Exercise prompt -
Filter the entries below, keeping only lines with "desc".
※ ※ ※
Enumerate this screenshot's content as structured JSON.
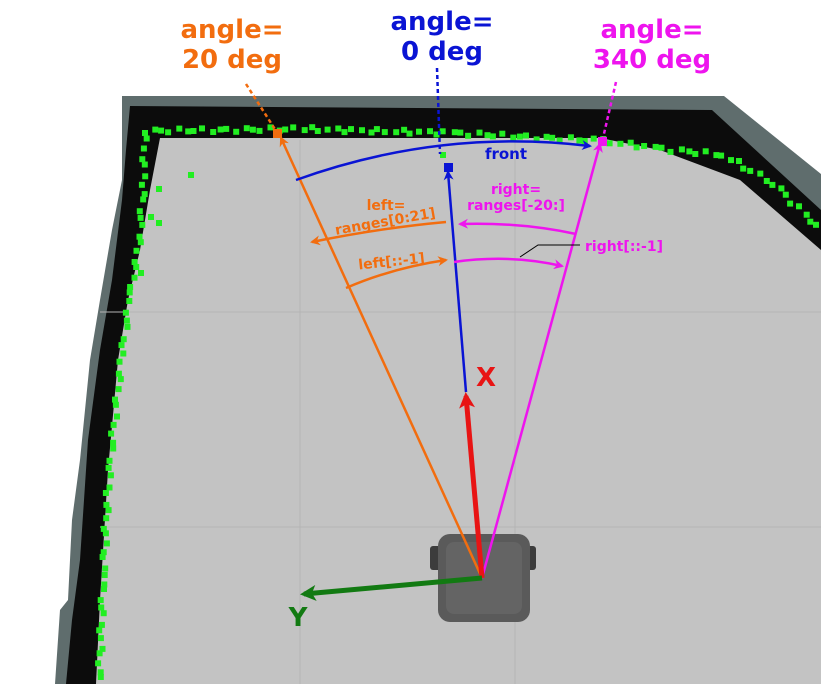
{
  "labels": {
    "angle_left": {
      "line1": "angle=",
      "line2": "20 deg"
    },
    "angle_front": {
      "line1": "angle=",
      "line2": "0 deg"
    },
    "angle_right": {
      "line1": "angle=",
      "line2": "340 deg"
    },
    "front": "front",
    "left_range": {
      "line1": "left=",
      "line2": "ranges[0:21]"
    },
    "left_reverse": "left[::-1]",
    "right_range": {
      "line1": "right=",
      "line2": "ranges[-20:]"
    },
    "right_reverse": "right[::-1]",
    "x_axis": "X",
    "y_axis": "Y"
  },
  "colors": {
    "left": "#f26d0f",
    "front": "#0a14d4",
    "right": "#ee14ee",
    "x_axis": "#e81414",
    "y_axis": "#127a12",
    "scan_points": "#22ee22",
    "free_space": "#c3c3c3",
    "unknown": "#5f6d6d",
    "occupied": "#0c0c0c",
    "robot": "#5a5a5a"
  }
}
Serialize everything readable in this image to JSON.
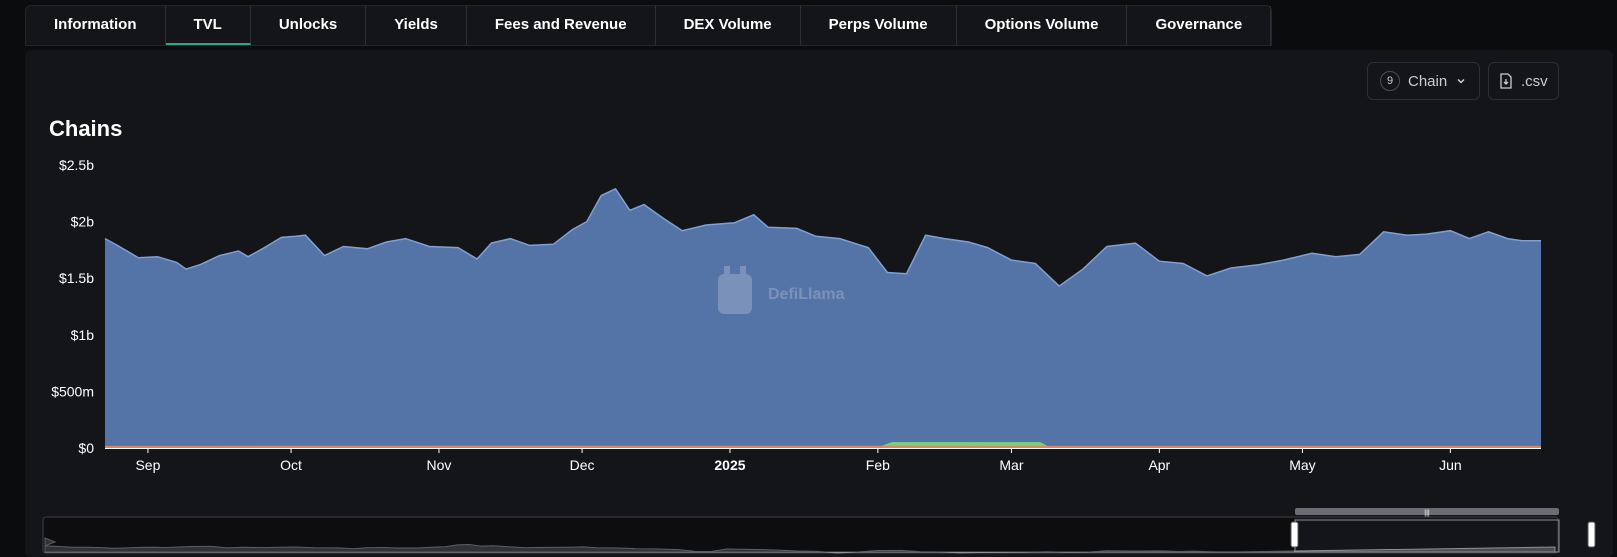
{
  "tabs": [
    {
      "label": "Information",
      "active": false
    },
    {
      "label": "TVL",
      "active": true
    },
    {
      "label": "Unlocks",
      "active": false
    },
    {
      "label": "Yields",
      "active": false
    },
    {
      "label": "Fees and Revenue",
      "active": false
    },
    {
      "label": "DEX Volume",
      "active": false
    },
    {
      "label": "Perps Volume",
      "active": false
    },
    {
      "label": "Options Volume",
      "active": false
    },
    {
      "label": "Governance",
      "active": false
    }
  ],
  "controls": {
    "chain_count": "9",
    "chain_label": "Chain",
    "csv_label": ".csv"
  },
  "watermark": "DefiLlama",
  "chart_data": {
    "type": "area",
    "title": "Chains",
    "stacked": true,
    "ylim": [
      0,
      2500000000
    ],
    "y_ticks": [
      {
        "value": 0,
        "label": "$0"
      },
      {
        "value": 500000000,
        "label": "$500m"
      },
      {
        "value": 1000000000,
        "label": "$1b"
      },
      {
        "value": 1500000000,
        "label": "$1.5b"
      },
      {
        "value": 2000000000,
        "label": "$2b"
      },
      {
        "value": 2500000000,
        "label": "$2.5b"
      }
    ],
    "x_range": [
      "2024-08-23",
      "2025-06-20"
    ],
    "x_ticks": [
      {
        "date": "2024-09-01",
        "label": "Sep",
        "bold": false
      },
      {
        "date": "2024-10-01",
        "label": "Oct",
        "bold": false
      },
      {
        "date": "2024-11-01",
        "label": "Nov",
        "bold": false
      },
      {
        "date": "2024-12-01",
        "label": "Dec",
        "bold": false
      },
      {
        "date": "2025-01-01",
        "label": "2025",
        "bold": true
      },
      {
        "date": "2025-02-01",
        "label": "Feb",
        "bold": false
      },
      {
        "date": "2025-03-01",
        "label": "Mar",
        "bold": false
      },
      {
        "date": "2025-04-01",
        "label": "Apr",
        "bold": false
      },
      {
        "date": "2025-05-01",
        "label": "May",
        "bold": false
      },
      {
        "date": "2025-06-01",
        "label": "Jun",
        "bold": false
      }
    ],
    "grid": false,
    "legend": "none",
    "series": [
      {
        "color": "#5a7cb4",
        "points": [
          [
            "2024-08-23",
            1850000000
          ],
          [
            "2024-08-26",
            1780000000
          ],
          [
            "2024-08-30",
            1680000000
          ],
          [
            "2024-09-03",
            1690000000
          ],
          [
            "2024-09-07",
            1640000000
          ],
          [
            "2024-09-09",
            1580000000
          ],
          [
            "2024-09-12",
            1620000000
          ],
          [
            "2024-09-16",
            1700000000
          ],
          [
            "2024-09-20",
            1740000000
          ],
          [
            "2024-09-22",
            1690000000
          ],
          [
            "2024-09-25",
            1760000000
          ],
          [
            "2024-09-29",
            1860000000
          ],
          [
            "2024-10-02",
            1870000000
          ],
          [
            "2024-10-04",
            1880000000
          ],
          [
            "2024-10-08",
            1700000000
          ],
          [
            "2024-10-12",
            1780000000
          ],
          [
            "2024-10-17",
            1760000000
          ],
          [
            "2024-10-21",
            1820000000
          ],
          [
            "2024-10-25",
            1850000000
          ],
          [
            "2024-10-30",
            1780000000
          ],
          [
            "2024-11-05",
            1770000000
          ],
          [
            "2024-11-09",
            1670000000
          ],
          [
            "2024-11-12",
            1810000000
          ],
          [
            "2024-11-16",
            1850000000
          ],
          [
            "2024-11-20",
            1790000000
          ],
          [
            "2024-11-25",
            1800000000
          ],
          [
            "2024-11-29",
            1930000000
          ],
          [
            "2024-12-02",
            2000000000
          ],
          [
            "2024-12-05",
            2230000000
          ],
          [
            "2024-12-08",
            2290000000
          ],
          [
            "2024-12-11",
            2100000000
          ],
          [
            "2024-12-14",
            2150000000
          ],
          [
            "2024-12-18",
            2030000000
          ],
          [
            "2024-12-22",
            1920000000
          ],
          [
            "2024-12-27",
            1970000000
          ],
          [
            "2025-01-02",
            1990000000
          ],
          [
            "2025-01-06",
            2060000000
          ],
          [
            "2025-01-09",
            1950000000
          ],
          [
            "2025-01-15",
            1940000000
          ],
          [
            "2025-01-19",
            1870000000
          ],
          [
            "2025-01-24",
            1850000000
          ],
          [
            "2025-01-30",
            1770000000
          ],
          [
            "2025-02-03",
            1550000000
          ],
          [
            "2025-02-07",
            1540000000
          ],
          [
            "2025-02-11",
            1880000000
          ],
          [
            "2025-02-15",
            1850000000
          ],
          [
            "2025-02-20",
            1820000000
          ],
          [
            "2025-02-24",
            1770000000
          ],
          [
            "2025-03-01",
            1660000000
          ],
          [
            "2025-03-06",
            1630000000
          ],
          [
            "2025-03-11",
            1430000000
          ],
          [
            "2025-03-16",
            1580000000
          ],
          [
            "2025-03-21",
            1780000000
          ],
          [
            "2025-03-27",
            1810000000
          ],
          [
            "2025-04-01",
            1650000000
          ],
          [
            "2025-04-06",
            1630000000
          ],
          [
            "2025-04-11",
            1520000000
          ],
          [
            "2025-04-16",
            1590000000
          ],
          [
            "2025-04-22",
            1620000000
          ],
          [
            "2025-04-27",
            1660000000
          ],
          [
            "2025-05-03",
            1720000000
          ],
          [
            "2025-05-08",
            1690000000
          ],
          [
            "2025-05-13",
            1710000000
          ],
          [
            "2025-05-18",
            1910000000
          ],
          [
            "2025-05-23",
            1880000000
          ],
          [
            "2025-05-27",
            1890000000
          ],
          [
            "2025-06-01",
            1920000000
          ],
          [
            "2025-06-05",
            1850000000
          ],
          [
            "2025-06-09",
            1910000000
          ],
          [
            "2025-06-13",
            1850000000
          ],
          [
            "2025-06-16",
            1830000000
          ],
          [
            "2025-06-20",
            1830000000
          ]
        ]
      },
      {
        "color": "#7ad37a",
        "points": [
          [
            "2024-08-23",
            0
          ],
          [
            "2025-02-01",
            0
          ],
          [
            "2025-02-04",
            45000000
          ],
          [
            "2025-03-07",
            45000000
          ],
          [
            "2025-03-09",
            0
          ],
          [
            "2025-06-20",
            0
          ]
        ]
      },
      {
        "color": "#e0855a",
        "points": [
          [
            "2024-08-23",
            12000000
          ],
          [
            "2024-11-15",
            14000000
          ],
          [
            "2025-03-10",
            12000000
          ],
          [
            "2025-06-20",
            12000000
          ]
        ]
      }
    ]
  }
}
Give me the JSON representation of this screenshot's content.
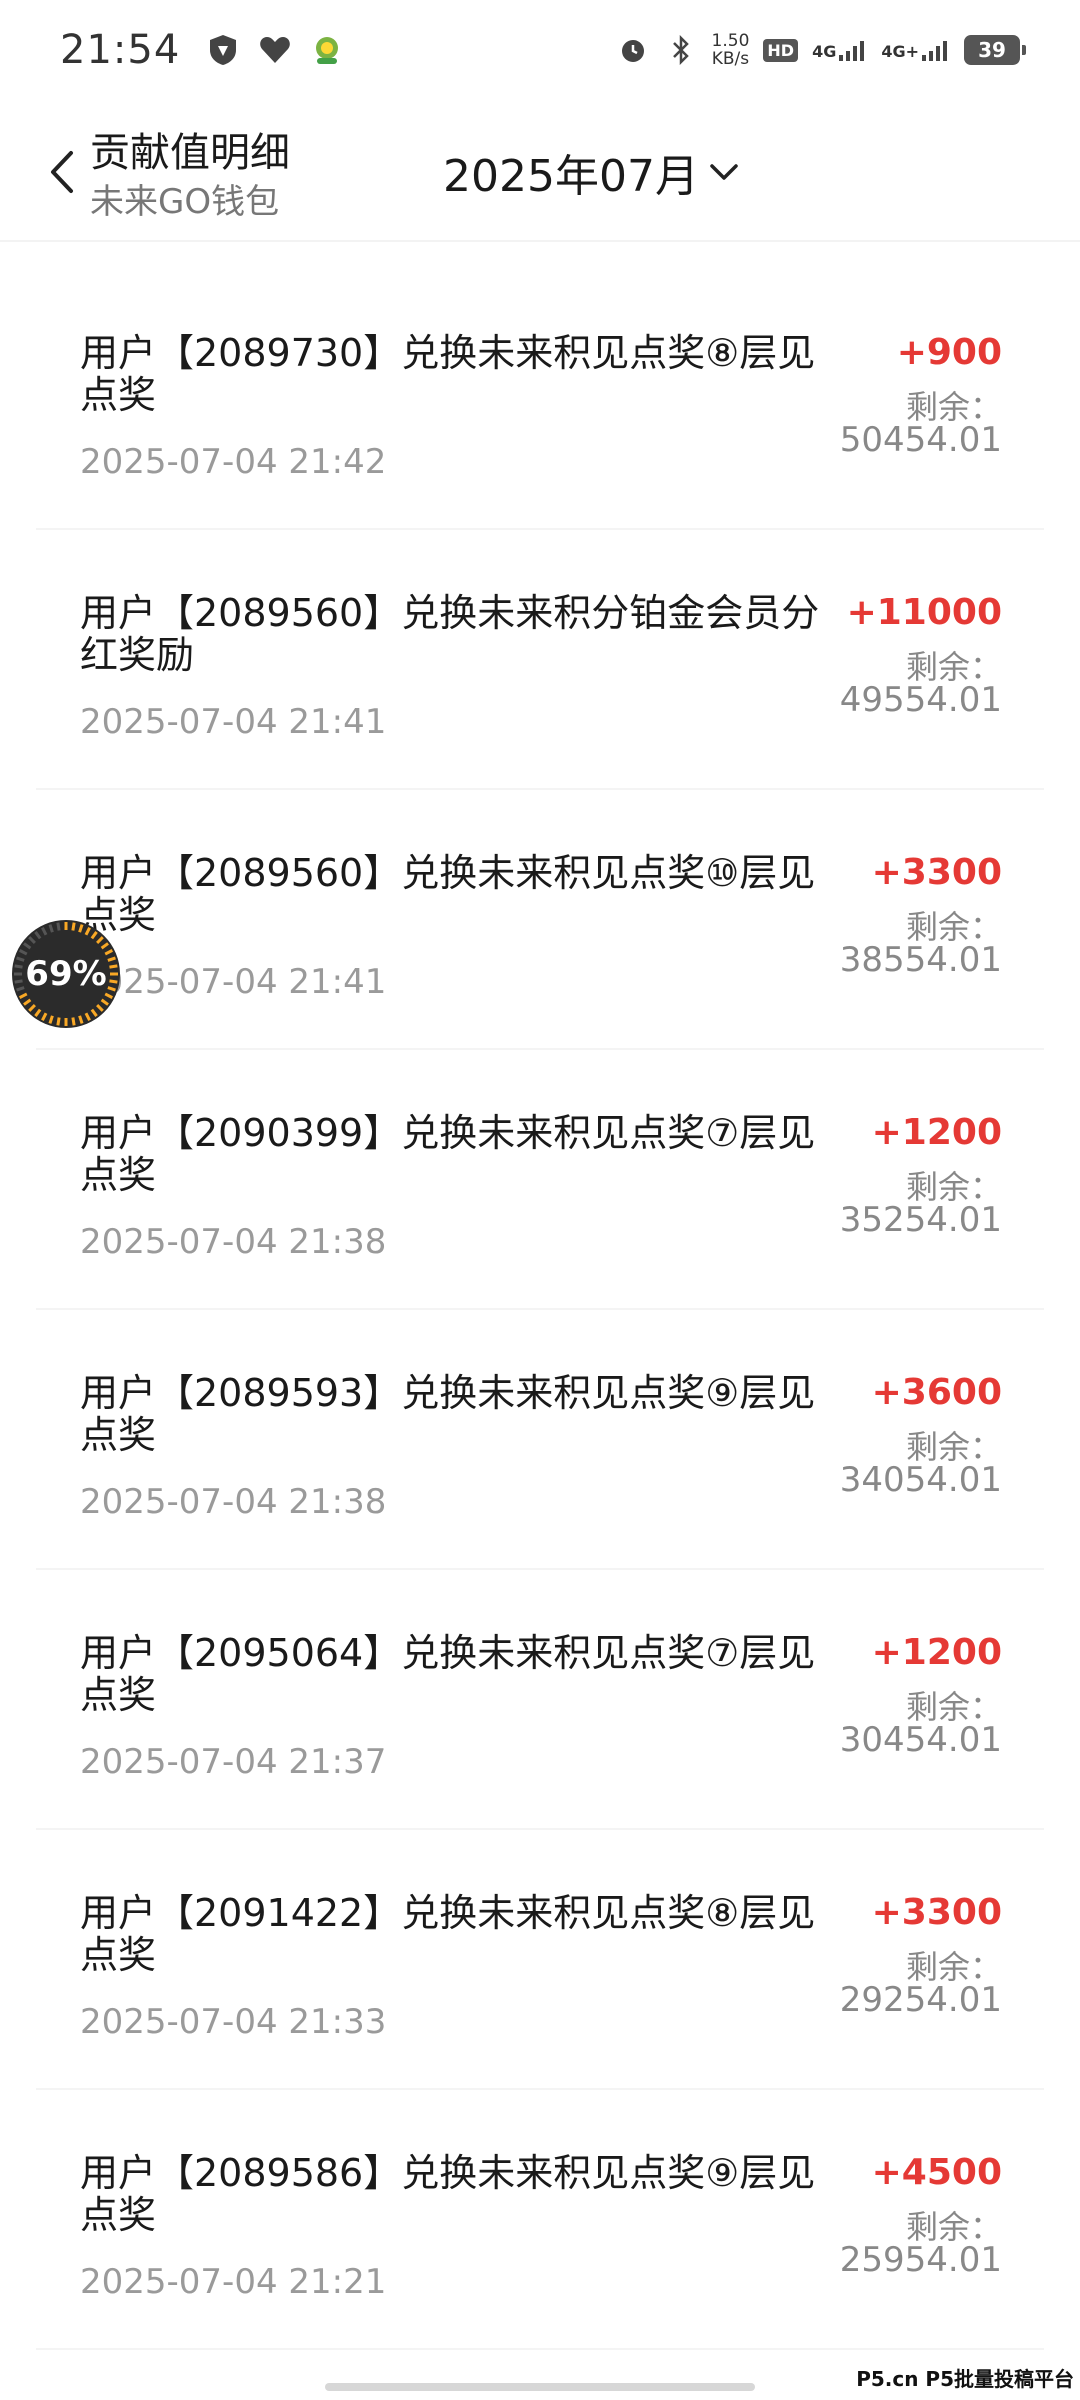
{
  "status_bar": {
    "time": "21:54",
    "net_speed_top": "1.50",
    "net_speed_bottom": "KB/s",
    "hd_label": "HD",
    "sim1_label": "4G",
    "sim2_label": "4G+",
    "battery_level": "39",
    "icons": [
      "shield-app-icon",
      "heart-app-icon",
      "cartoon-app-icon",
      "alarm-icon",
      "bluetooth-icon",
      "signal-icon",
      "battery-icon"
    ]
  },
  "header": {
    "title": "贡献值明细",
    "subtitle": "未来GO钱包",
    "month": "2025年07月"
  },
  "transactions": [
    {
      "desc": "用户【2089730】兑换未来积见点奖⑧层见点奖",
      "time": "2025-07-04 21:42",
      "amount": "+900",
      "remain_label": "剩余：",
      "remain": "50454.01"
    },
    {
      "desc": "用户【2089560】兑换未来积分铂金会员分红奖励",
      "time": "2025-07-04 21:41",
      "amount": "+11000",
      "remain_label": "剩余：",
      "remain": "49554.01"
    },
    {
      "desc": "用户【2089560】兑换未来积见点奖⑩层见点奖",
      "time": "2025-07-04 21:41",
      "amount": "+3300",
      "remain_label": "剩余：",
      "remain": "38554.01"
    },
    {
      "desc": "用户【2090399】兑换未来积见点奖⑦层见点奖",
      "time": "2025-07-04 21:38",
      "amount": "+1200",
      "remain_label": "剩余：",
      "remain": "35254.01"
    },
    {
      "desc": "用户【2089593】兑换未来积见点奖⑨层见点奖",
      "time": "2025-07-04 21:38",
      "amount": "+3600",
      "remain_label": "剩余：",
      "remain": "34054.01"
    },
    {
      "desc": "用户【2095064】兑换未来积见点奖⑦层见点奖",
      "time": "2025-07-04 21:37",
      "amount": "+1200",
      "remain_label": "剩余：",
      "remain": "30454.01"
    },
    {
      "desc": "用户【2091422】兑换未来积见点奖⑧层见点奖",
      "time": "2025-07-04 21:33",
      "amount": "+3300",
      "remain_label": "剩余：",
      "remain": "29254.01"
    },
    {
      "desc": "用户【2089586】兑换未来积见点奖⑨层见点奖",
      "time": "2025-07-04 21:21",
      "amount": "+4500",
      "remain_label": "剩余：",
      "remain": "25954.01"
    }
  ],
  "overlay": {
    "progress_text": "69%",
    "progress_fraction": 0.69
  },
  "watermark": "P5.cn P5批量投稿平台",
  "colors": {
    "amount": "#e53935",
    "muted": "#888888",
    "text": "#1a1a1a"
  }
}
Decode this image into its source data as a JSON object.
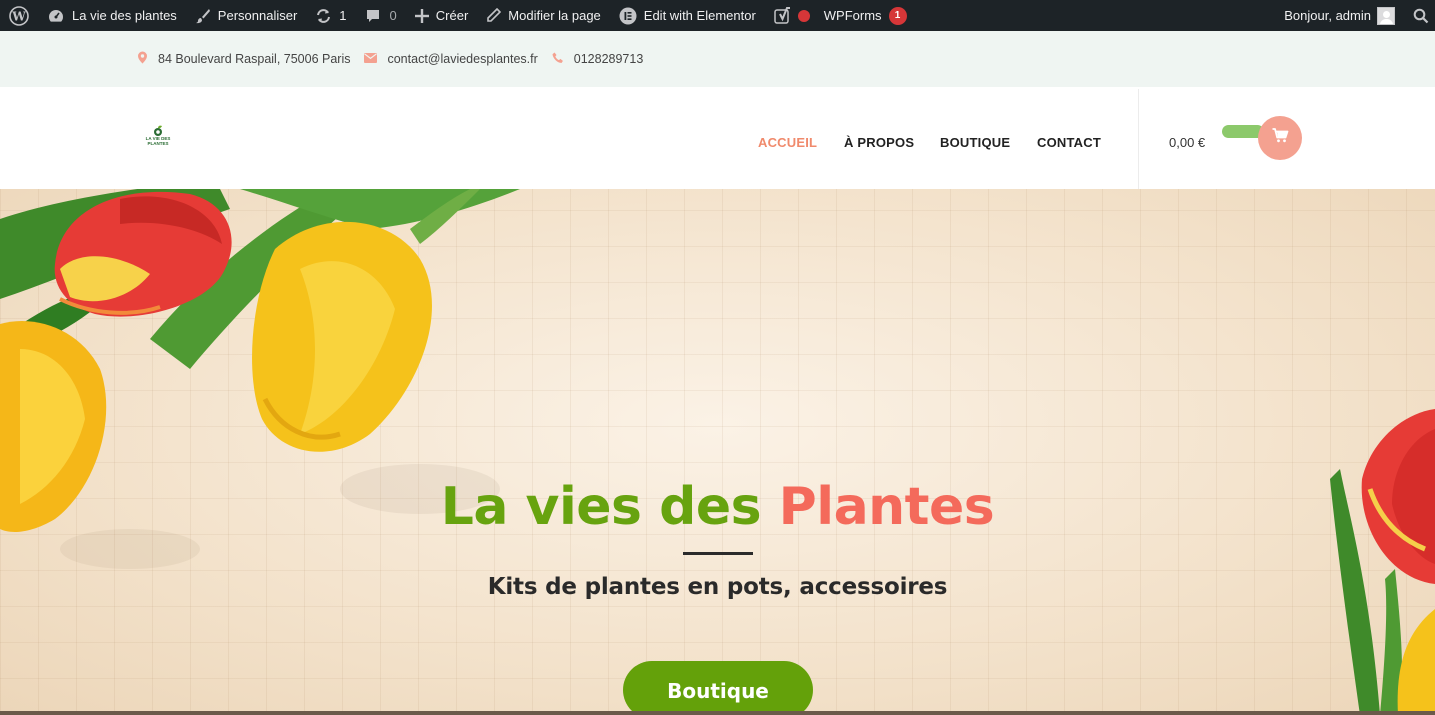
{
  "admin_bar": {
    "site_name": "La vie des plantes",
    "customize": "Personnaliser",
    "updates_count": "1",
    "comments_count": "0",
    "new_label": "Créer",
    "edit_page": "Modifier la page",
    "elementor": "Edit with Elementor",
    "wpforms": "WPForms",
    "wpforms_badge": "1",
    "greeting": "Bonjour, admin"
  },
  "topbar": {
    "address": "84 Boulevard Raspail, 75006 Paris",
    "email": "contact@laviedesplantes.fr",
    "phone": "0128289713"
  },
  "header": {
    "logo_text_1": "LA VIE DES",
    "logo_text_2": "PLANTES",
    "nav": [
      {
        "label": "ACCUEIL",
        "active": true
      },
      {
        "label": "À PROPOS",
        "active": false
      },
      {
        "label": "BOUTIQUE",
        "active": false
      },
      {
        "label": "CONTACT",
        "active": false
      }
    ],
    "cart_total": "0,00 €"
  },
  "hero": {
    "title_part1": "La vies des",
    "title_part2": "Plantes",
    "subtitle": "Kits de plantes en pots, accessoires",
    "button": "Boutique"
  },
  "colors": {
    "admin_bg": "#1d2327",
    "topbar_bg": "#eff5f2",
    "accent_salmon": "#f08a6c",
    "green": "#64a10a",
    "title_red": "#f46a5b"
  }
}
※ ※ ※
Task response -
      "desc": "用户【2089730】兑换未来积见点奖⑧层见点奖",
      "desc": "用户【2089560】兑换未来积分铂金会员分红奖励",
      "desc": "用户【2089560】兑换未来积见点奖⑩层见点奖",
      "desc": "用户【2090399】兑换未来积见点奖⑦层见点奖",
      "desc": "用户【2089593】兑换未来积见点奖⑨层见点奖",
      "desc": "用户【2095064】兑换未来积见点奖⑦层见点奖",
      "desc": "用户【2091422】兑换未来积见点奖⑧层见点奖",
      "desc": "用户【2089586】兑换未来积见点奖⑨层见点奖",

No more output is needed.